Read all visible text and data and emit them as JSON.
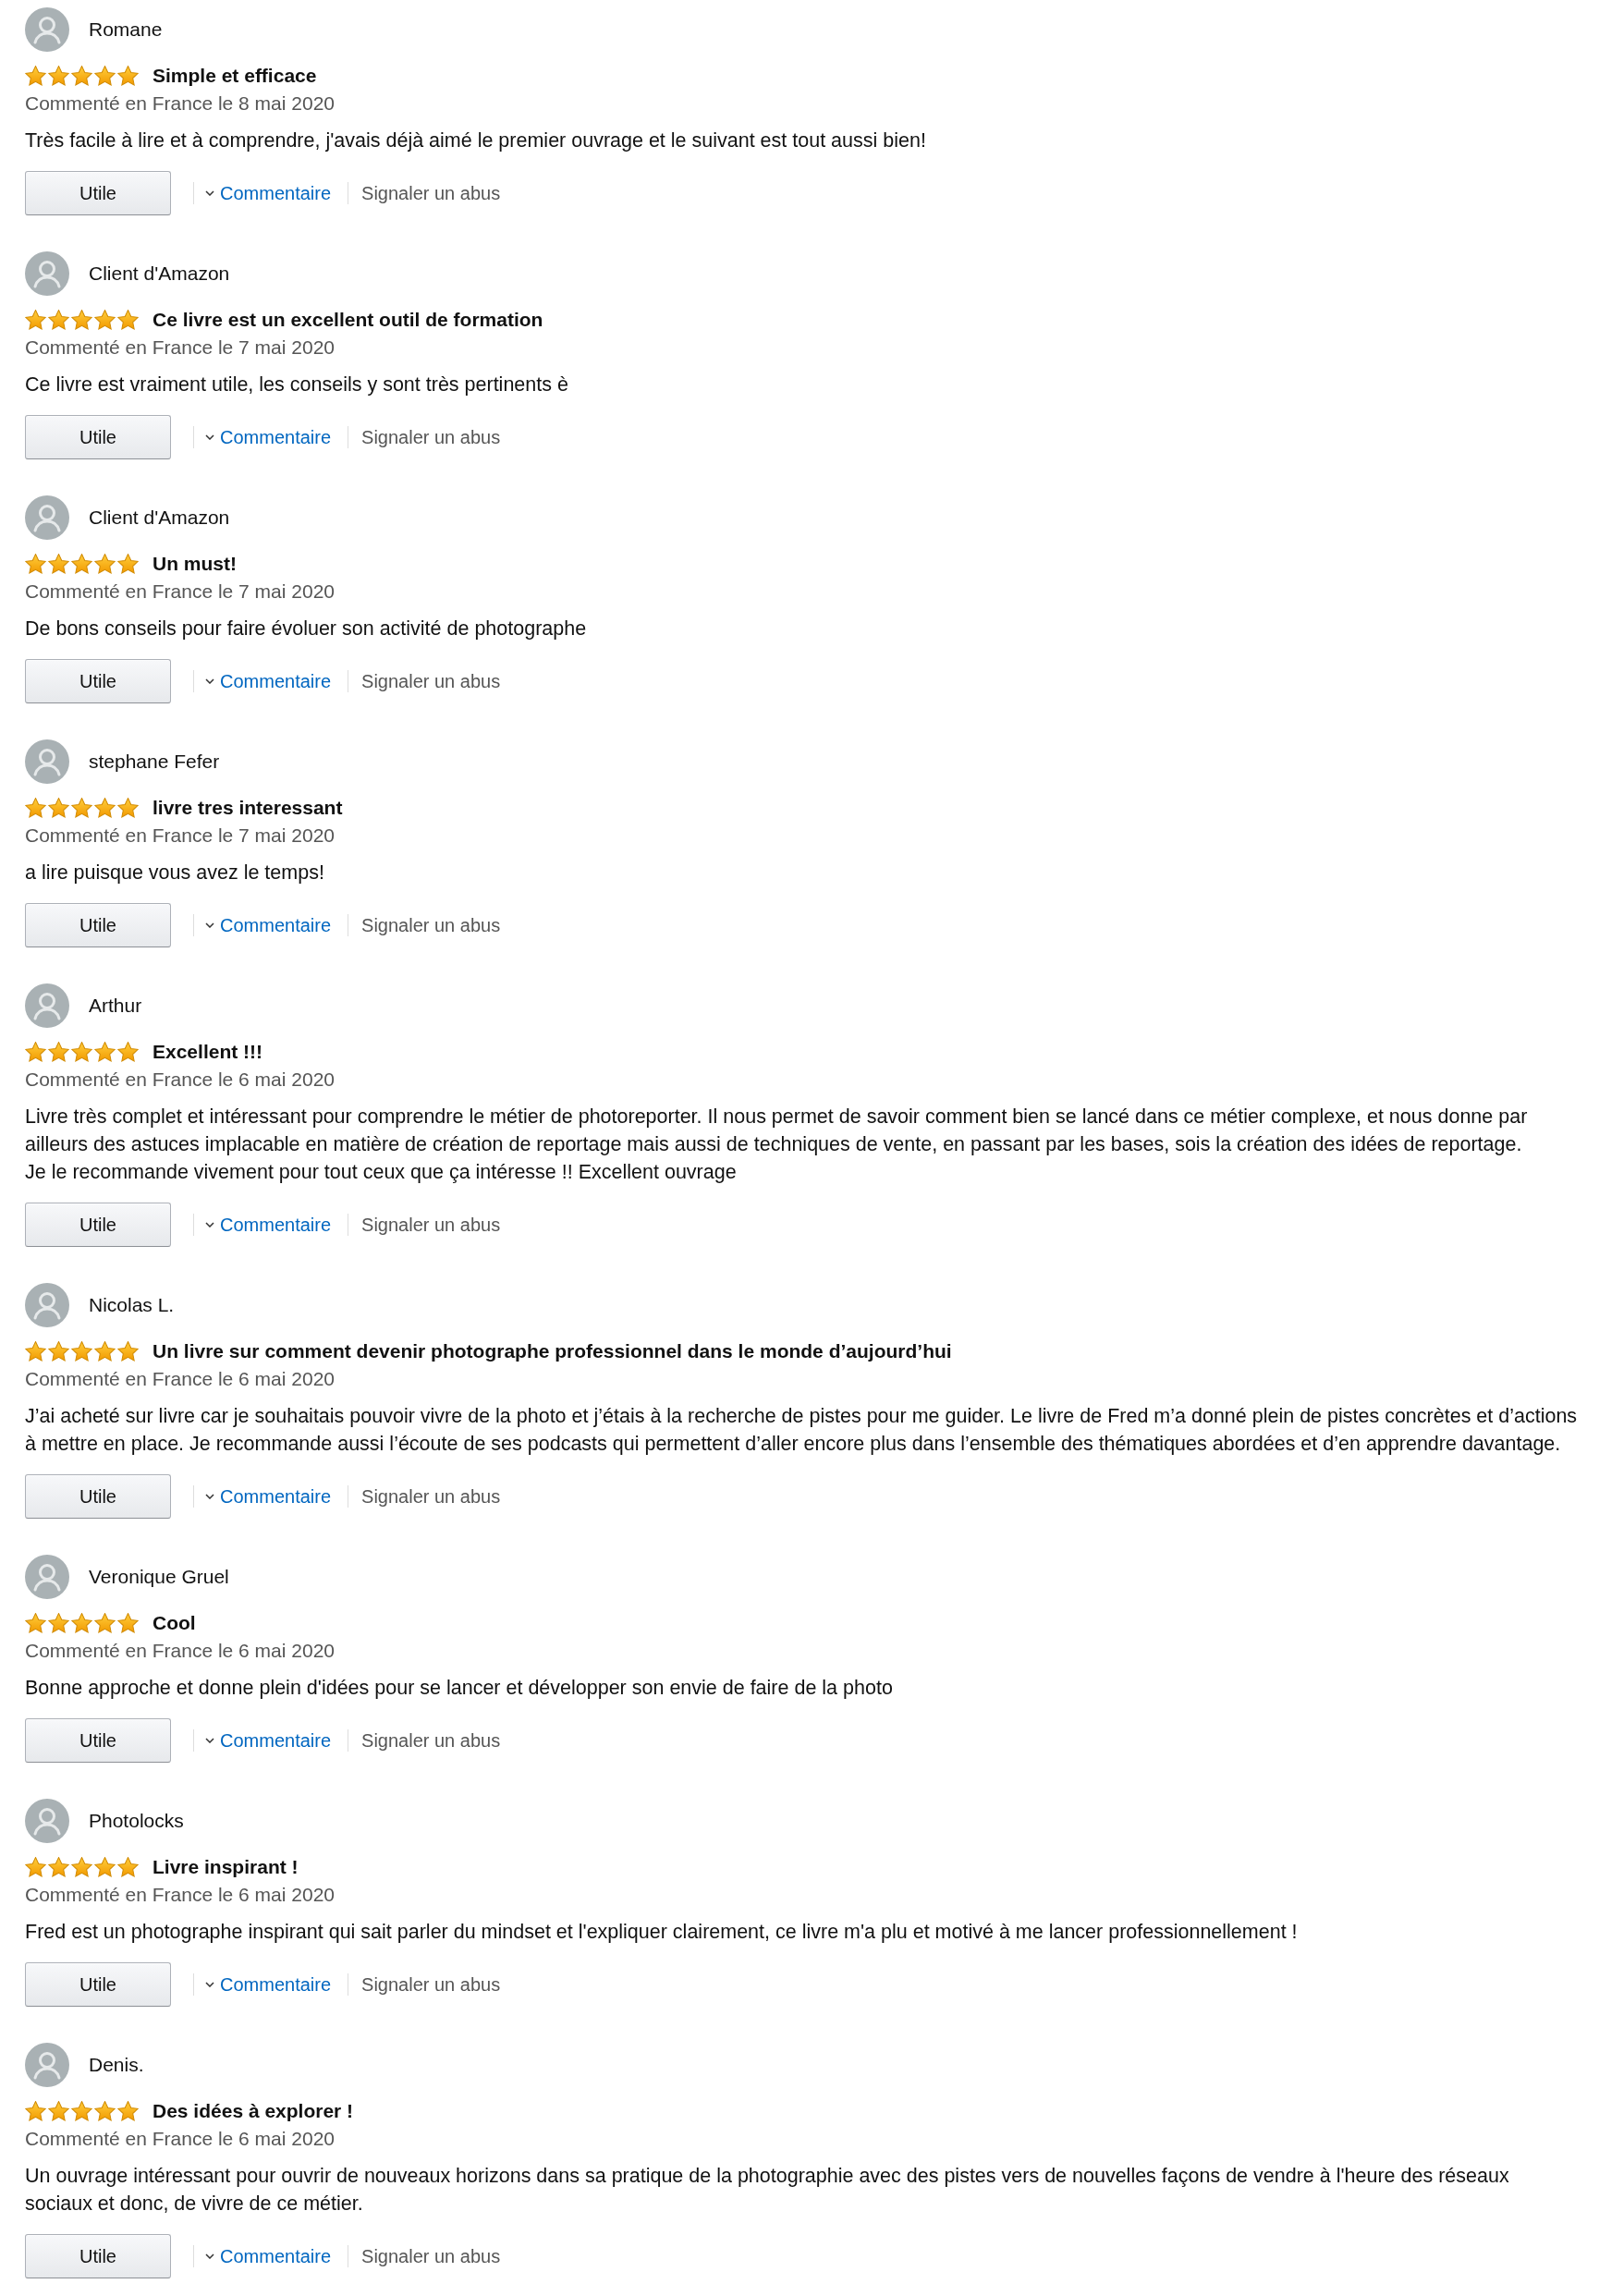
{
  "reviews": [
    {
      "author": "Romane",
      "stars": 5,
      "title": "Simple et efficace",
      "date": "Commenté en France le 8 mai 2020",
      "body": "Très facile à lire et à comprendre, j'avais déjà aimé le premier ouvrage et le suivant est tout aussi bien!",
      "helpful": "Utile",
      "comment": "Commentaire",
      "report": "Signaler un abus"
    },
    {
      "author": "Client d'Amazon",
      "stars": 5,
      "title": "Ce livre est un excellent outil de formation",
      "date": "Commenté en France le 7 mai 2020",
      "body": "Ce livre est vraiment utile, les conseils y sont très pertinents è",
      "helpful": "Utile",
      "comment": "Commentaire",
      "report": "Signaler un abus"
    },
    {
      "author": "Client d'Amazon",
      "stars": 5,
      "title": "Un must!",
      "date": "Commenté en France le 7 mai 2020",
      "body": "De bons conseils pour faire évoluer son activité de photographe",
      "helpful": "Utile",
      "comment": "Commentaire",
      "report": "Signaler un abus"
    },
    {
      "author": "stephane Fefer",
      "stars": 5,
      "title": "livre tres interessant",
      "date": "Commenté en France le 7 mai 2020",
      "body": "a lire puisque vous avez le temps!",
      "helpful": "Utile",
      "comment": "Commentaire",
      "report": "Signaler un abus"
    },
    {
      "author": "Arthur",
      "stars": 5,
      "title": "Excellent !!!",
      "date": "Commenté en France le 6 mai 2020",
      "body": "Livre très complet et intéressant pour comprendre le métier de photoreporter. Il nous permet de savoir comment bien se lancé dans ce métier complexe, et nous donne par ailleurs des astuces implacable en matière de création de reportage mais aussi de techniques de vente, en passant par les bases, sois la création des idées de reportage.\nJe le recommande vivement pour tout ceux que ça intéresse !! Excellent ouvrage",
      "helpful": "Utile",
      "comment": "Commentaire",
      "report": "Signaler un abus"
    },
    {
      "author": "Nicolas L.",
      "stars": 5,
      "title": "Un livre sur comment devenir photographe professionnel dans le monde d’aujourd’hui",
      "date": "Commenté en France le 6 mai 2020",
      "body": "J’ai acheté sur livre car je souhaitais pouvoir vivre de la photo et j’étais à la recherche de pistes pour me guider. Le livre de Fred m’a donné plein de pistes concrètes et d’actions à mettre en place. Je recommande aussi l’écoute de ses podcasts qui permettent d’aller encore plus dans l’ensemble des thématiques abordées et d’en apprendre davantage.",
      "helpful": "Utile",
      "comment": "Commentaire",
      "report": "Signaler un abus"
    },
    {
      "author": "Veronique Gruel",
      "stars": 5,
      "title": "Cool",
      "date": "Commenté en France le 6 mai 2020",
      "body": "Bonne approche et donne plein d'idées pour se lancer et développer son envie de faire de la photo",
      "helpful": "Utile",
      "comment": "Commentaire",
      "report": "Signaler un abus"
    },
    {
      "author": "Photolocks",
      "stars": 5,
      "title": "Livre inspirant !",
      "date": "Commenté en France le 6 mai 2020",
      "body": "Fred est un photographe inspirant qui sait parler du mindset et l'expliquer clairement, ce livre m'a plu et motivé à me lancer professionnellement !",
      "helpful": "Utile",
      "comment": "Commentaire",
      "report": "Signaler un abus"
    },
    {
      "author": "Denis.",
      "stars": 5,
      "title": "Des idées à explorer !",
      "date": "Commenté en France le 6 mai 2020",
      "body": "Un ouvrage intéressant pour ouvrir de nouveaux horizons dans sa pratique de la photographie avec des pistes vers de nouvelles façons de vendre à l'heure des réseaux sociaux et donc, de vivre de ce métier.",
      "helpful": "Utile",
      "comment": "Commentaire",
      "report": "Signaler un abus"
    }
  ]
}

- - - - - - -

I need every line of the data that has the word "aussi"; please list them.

▸ **Result below**:
      "body": "Très facile à lire et à comprendre, j'avais déjà aimé le premier ouvrage et le suivant est tout aussi bien!",
      "body": "Livre très complet et intéressant pour comprendre le métier de photoreporter. Il nous permet de savoir comment bien se lancé dans ce métier complexe, et nous donne par ailleurs des astuces implacable en matière de création de reportage mais aussi de techniques de vente, en passant par les bases, sois la création des idées de reportage.\nJe le recommande vivement pour tout ceux que ça intéresse !! Excellent ouvrage",
      "body": "J’ai acheté sur livre car je souhaitais pouvoir vivre de la photo et j’étais à la recherche de pistes pour me guider. Le livre de Fred m’a donné plein de pistes concrètes et d’actions à mettre en place. Je recommande aussi l’écoute de ses podcasts qui permettent d’aller encore plus dans l’ensemble des thématiques abordées et d’en apprendre davantage.",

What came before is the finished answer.